■ **ABOUT THIS TASK**: Where the word "title" appears in a line below, copy the whole line.

DATA below:

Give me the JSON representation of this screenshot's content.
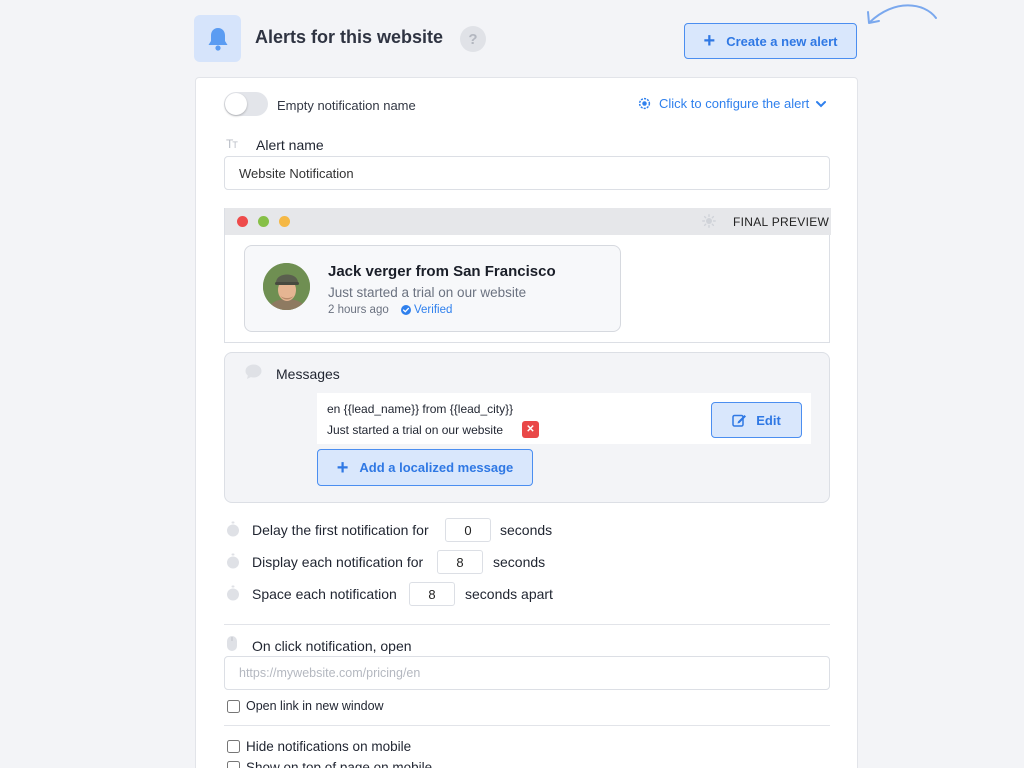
{
  "header": {
    "title": "Alerts for this website",
    "help_symbol": "?",
    "create_button_label": "Create a new alert"
  },
  "alert_settings": {
    "empty_name_toggle_label": "Empty notification name",
    "empty_name_toggle_on": false,
    "configure_link_label": "Click to configure the alert",
    "alert_name_label": "Alert name",
    "alert_name_value": "Website Notification"
  },
  "preview": {
    "label": "FINAL PREVIEW",
    "notification": {
      "name": "Jack verger from San Francisco",
      "message": "Just started a trial on our website",
      "time": "2 hours ago",
      "verified_label": "Verified"
    }
  },
  "messages": {
    "label": "Messages",
    "items": [
      {
        "line1": "en {{lead_name}} from {{lead_city}}",
        "line2": "Just started a trial on our website",
        "edit_label": "Edit"
      }
    ],
    "add_localized_label": "Add a localized message"
  },
  "timing": {
    "delay": {
      "label": "Delay the first notification for",
      "value": "0",
      "suffix": "seconds"
    },
    "display": {
      "label": "Display each notification for",
      "value": "8",
      "suffix": "seconds"
    },
    "space": {
      "label": "Space each notification",
      "value": "8",
      "suffix": "seconds apart"
    }
  },
  "on_click": {
    "label": "On click notification, open",
    "url_placeholder": "https://mywebsite.com/pricing/en",
    "new_window_label": "Open link in new window",
    "new_window_checked": false
  },
  "mobile": {
    "hide_label": "Hide notifications on mobile",
    "hide_checked": false,
    "top_label": "Show on top of page on mobile",
    "top_checked": false
  },
  "colors": {
    "accent": "#2f80ed",
    "button_bg": "#d9e7fc",
    "danger": "#e94848"
  },
  "icons": {
    "bell": "bell-icon",
    "plus": "plus-icon",
    "gear": "gear-icon",
    "chevron": "chevron-down-icon",
    "text": "text-format-icon",
    "sun": "brightness-icon",
    "chat": "chat-bubble-icon",
    "edit": "edit-icon",
    "close": "close-icon",
    "stopwatch": "stopwatch-icon",
    "mouse": "mouse-icon",
    "check": "check-circle-icon"
  }
}
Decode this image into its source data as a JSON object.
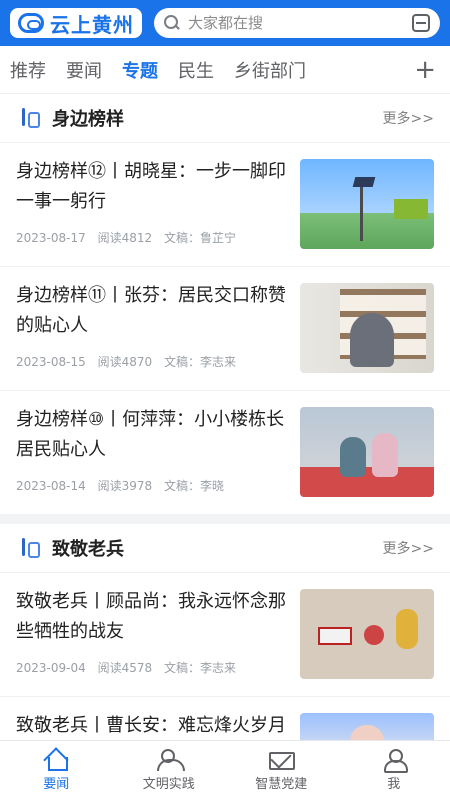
{
  "header": {
    "logo_text": "云上黄州",
    "search_placeholder": "大家都在搜"
  },
  "tabs": [
    {
      "label": "推荐"
    },
    {
      "label": "要闻"
    },
    {
      "label": "专题"
    },
    {
      "label": "民生"
    },
    {
      "label": "乡街部门"
    }
  ],
  "tabs_plus": "+",
  "sections": [
    {
      "title": "身边榜样",
      "more": "更多>>",
      "items": [
        {
          "title": "身边榜样⑫丨胡晓星：一步一脚印 一事一躬行",
          "date": "2023-08-17",
          "reads": "阅读4812",
          "author": "文稿：鲁芷宁"
        },
        {
          "title": "身边榜样⑪丨张芬：居民交口称赞的贴心人",
          "date": "2023-08-15",
          "reads": "阅读4870",
          "author": "文稿：李志来"
        },
        {
          "title": "身边榜样⑩丨何萍萍：小小楼栋长 居民贴心人",
          "date": "2023-08-14",
          "reads": "阅读3978",
          "author": "文稿：李晓"
        }
      ]
    },
    {
      "title": "致敬老兵",
      "more": "更多>>",
      "items": [
        {
          "title": "致敬老兵丨顾品尚：我永远怀念那些牺牲的战友",
          "date": "2023-09-04",
          "reads": "阅读4578",
          "author": "文稿：李志来"
        },
        {
          "title": "致敬老兵丨曹长安：难忘烽火岁月 永葆革命本色",
          "date": "",
          "reads": "",
          "author": ""
        }
      ]
    }
  ],
  "bottom_nav": [
    {
      "label": "要闻",
      "icon": "home-icon"
    },
    {
      "label": "文明实践",
      "icon": "people-icon"
    },
    {
      "label": "智慧党建",
      "icon": "mail-icon"
    },
    {
      "label": "我",
      "icon": "user-icon"
    }
  ],
  "colors": {
    "brand": "#1a73e8",
    "text": "#222222",
    "muted": "#9aa0a6",
    "background": "#f2f3f5"
  }
}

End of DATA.

■ **SOLUTION FOR THIS TASK**:
    "title": "Alerts for this website",
      "title": "身边榜样",
          "title": "身边榜样⑫丨胡晓星：一步一脚印 一事一躬行",
          "title": "身边榜样⑪丨张芬：居民交口称赞的贴心人",
          "title": "身边榜样⑩丨何萍萍：小小楼栋长 居民贴心人",
      "title": "致敬老兵",
          "title": "致敬老兵丨顾品尚：我永远怀念那些牺牲的战友",
          "title": "致敬老兵丨曹长安：难忘烽火岁月 永葆革命本色",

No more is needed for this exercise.